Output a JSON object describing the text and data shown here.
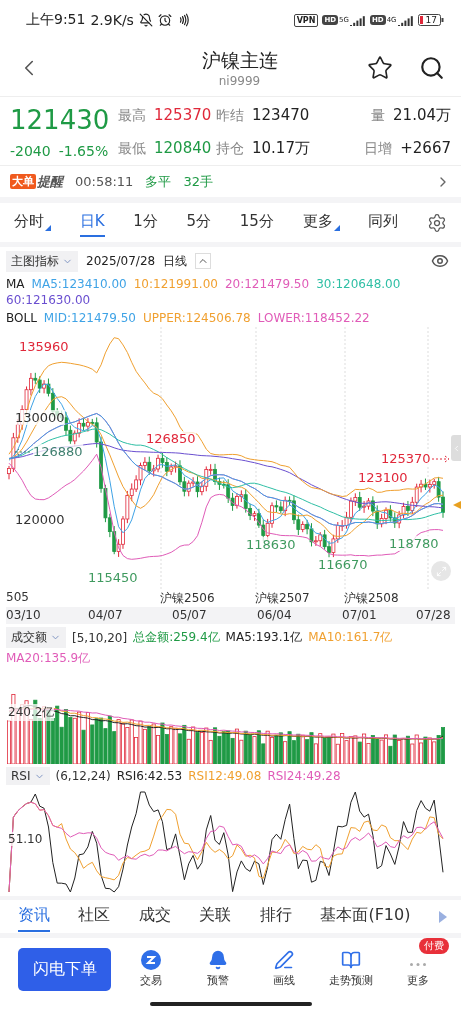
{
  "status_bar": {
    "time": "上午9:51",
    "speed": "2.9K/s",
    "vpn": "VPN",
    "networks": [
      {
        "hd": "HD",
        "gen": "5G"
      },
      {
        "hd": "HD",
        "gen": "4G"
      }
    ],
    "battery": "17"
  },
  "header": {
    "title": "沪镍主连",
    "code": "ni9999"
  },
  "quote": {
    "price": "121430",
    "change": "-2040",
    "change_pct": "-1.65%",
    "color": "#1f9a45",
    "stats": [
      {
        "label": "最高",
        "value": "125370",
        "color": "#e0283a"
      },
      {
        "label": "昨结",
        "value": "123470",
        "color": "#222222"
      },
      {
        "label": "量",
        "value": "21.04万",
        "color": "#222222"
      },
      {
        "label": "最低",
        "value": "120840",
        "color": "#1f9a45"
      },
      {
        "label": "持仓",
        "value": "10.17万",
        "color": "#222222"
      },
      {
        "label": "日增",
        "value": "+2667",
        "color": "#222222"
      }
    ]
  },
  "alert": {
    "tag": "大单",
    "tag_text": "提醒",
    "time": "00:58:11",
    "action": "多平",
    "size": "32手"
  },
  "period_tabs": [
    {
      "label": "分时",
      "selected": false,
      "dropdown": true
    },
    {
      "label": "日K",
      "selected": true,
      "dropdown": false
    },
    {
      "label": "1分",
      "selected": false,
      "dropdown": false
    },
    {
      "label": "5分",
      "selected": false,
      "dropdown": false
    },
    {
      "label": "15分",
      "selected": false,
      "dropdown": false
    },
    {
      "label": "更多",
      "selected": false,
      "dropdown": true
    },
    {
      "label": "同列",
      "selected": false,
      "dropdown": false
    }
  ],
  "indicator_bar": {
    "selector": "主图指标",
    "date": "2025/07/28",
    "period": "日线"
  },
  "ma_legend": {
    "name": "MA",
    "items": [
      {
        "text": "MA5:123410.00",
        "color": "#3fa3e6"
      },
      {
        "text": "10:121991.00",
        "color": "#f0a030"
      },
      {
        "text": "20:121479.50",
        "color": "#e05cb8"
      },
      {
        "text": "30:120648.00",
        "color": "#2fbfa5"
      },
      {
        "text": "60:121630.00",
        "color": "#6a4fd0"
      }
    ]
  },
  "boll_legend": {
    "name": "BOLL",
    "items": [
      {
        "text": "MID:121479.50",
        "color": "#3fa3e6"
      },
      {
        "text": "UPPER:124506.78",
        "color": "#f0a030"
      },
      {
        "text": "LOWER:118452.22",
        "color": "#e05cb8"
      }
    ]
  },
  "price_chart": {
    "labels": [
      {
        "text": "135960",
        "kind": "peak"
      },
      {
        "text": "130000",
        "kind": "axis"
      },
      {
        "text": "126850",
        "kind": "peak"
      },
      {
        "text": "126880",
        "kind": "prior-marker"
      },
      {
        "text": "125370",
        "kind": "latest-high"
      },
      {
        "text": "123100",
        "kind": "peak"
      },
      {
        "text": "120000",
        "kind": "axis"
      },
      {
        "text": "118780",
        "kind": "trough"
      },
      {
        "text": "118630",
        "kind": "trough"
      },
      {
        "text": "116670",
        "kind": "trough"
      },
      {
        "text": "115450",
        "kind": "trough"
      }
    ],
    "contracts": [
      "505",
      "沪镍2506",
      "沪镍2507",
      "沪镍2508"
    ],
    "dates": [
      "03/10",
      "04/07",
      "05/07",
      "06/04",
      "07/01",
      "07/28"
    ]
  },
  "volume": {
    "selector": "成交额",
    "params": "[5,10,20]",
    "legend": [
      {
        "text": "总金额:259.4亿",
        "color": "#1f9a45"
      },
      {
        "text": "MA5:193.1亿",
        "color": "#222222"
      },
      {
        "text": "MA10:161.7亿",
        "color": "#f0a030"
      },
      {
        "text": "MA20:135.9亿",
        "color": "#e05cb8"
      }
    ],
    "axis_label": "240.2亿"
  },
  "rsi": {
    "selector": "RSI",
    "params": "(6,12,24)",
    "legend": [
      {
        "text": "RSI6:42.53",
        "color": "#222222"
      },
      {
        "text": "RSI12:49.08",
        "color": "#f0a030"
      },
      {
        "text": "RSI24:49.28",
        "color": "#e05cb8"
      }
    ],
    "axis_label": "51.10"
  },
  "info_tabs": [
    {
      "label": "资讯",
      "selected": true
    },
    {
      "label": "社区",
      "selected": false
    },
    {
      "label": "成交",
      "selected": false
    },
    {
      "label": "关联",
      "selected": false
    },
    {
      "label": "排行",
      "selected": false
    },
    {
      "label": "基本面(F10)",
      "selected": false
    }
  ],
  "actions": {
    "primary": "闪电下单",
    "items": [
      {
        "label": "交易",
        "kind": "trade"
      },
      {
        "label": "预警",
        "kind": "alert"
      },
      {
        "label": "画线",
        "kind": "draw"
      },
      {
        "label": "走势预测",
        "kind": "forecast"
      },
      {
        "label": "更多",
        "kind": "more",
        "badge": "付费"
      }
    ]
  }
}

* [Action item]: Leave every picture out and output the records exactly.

* [Exercise response]:
Output a JSON object describing the text and data shown here.
{
  "status_bar": {
    "time": "上午9:51",
    "speed": "2.9K/s",
    "vpn": "VPN",
    "networks": [
      {
        "hd": "HD",
        "gen": "5G"
      },
      {
        "hd": "HD",
        "gen": "4G"
      }
    ],
    "battery": "17"
  },
  "header": {
    "title": "沪镍主连",
    "code": "ni9999"
  },
  "quote": {
    "price": "121430",
    "change": "-2040",
    "change_pct": "-1.65%",
    "color": "#1f9a45",
    "stats": [
      {
        "label": "最高",
        "value": "125370",
        "color": "#e0283a"
      },
      {
        "label": "昨结",
        "value": "123470",
        "color": "#222222"
      },
      {
        "label": "量",
        "value": "21.04万",
        "color": "#222222"
      },
      {
        "label": "最低",
        "value": "120840",
        "color": "#1f9a45"
      },
      {
        "label": "持仓",
        "value": "10.17万",
        "color": "#222222"
      },
      {
        "label": "日增",
        "value": "+2667",
        "color": "#222222"
      }
    ]
  },
  "alert": {
    "tag": "大单",
    "tag_text": "提醒",
    "time": "00:58:11",
    "action": "多平",
    "size": "32手"
  },
  "period_tabs": [
    {
      "label": "分时",
      "selected": false,
      "dropdown": true
    },
    {
      "label": "日K",
      "selected": true,
      "dropdown": false
    },
    {
      "label": "1分",
      "selected": false,
      "dropdown": false
    },
    {
      "label": "5分",
      "selected": false,
      "dropdown": false
    },
    {
      "label": "15分",
      "selected": false,
      "dropdown": false
    },
    {
      "label": "更多",
      "selected": false,
      "dropdown": true
    },
    {
      "label": "同列",
      "selected": false,
      "dropdown": false
    }
  ],
  "indicator_bar": {
    "selector": "主图指标",
    "date": "2025/07/28",
    "period": "日线"
  },
  "ma_legend": {
    "name": "MA",
    "items": [
      {
        "text": "MA5:123410.00",
        "color": "#3fa3e6"
      },
      {
        "text": "10:121991.00",
        "color": "#f0a030"
      },
      {
        "text": "20:121479.50",
        "color": "#e05cb8"
      },
      {
        "text": "30:120648.00",
        "color": "#2fbfa5"
      },
      {
        "text": "60:121630.00",
        "color": "#6a4fd0"
      }
    ]
  },
  "boll_legend": {
    "name": "BOLL",
    "items": [
      {
        "text": "MID:121479.50",
        "color": "#3fa3e6"
      },
      {
        "text": "UPPER:124506.78",
        "color": "#f0a030"
      },
      {
        "text": "LOWER:118452.22",
        "color": "#e05cb8"
      }
    ]
  },
  "price_chart": {
    "labels": [
      {
        "text": "135960",
        "kind": "peak"
      },
      {
        "text": "130000",
        "kind": "axis"
      },
      {
        "text": "126850",
        "kind": "peak"
      },
      {
        "text": "126880",
        "kind": "prior-marker"
      },
      {
        "text": "125370",
        "kind": "latest-high"
      },
      {
        "text": "123100",
        "kind": "peak"
      },
      {
        "text": "120000",
        "kind": "axis"
      },
      {
        "text": "118780",
        "kind": "trough"
      },
      {
        "text": "118630",
        "kind": "trough"
      },
      {
        "text": "116670",
        "kind": "trough"
      },
      {
        "text": "115450",
        "kind": "trough"
      }
    ],
    "contracts": [
      "505",
      "沪镍2506",
      "沪镍2507",
      "沪镍2508"
    ],
    "dates": [
      "03/10",
      "04/07",
      "05/07",
      "06/04",
      "07/01",
      "07/28"
    ]
  },
  "volume": {
    "selector": "成交额",
    "params": "[5,10,20]",
    "legend": [
      {
        "text": "总金额:259.4亿",
        "color": "#1f9a45"
      },
      {
        "text": "MA5:193.1亿",
        "color": "#222222"
      },
      {
        "text": "MA10:161.7亿",
        "color": "#f0a030"
      },
      {
        "text": "MA20:135.9亿",
        "color": "#e05cb8"
      }
    ],
    "axis_label": "240.2亿"
  },
  "rsi": {
    "selector": "RSI",
    "params": "(6,12,24)",
    "legend": [
      {
        "text": "RSI6:42.53",
        "color": "#222222"
      },
      {
        "text": "RSI12:49.08",
        "color": "#f0a030"
      },
      {
        "text": "RSI24:49.28",
        "color": "#e05cb8"
      }
    ],
    "axis_label": "51.10"
  },
  "info_tabs": [
    {
      "label": "资讯",
      "selected": true
    },
    {
      "label": "社区",
      "selected": false
    },
    {
      "label": "成交",
      "selected": false
    },
    {
      "label": "关联",
      "selected": false
    },
    {
      "label": "排行",
      "selected": false
    },
    {
      "label": "基本面(F10)",
      "selected": false
    }
  ],
  "actions": {
    "primary": "闪电下单",
    "items": [
      {
        "label": "交易",
        "kind": "trade"
      },
      {
        "label": "预警",
        "kind": "alert"
      },
      {
        "label": "画线",
        "kind": "draw"
      },
      {
        "label": "走势预测",
        "kind": "forecast"
      },
      {
        "label": "更多",
        "kind": "more",
        "badge": "付费"
      }
    ]
  }
}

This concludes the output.